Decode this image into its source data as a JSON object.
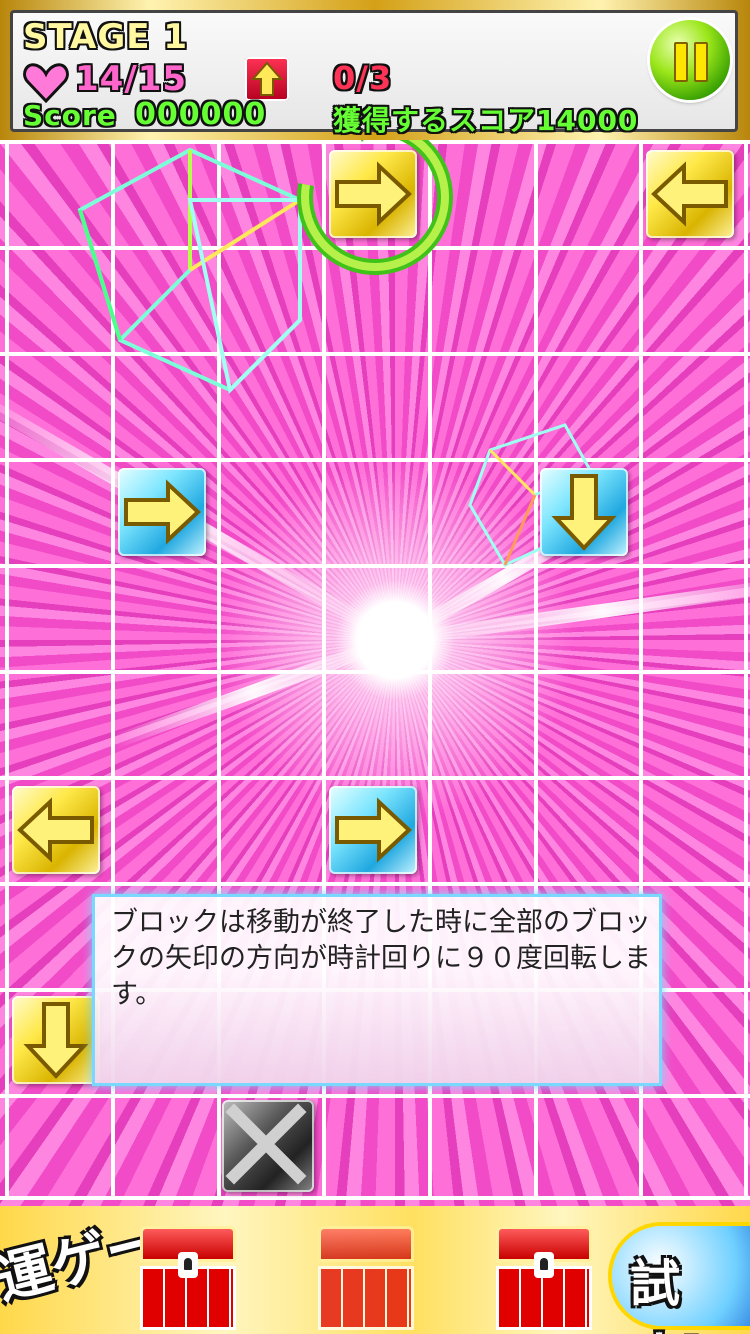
{
  "hud": {
    "stage_label": "STAGE 1",
    "moves_text": "14/15",
    "score_label": "Score",
    "score_value": "000000",
    "goal_count": "0/3",
    "target_score_text": "獲得するスコア14000"
  },
  "icons": {
    "heart": "heart-icon",
    "up_arrow": "up-arrow-icon",
    "pause": "pause-icon"
  },
  "board": {
    "columns": 7,
    "rows": 10,
    "blocks": [
      {
        "col": 3,
        "row": 0,
        "style": "gold",
        "direction": "right"
      },
      {
        "col": 6,
        "row": 0,
        "style": "gold",
        "direction": "left"
      },
      {
        "col": 1,
        "row": 3,
        "style": "blue",
        "direction": "right"
      },
      {
        "col": 5,
        "row": 3,
        "style": "blue",
        "direction": "down"
      },
      {
        "col": 0,
        "row": 6,
        "style": "gold",
        "direction": "left"
      },
      {
        "col": 3,
        "row": 6,
        "style": "blue",
        "direction": "right"
      },
      {
        "col": 0,
        "row": 8,
        "style": "gold",
        "direction": "down"
      },
      {
        "col": 2,
        "row": 9,
        "style": "dark",
        "direction": "x"
      }
    ]
  },
  "dialog": {
    "text": "ブロックは移動が終了した時に全部のブロックの矢印の方向が時計回りに９０度回転します。"
  },
  "banner": {
    "left_text": "運ゲー",
    "right_text": "試す!"
  },
  "colors": {
    "background_pink": "#ff4fd0",
    "grid_line": "#ffffff",
    "score_green": "#66ff33",
    "goal_red": "#ff3355",
    "dialog_border": "#7ad8ff"
  }
}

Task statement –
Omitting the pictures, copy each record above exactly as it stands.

Output of the task –
Decode this image into its source data as a JSON object.
{
  "hud": {
    "stage_label": "STAGE 1",
    "moves_text": "14/15",
    "score_label": "Score",
    "score_value": "000000",
    "goal_count": "0/3",
    "target_score_text": "獲得するスコア14000"
  },
  "icons": {
    "heart": "heart-icon",
    "up_arrow": "up-arrow-icon",
    "pause": "pause-icon"
  },
  "board": {
    "columns": 7,
    "rows": 10,
    "blocks": [
      {
        "col": 3,
        "row": 0,
        "style": "gold",
        "direction": "right"
      },
      {
        "col": 6,
        "row": 0,
        "style": "gold",
        "direction": "left"
      },
      {
        "col": 1,
        "row": 3,
        "style": "blue",
        "direction": "right"
      },
      {
        "col": 5,
        "row": 3,
        "style": "blue",
        "direction": "down"
      },
      {
        "col": 0,
        "row": 6,
        "style": "gold",
        "direction": "left"
      },
      {
        "col": 3,
        "row": 6,
        "style": "blue",
        "direction": "right"
      },
      {
        "col": 0,
        "row": 8,
        "style": "gold",
        "direction": "down"
      },
      {
        "col": 2,
        "row": 9,
        "style": "dark",
        "direction": "x"
      }
    ]
  },
  "dialog": {
    "text": "ブロックは移動が終了した時に全部のブロックの矢印の方向が時計回りに９０度回転します。"
  },
  "banner": {
    "left_text": "運ゲー",
    "right_text": "試す!"
  },
  "colors": {
    "background_pink": "#ff4fd0",
    "grid_line": "#ffffff",
    "score_green": "#66ff33",
    "goal_red": "#ff3355",
    "dialog_border": "#7ad8ff"
  }
}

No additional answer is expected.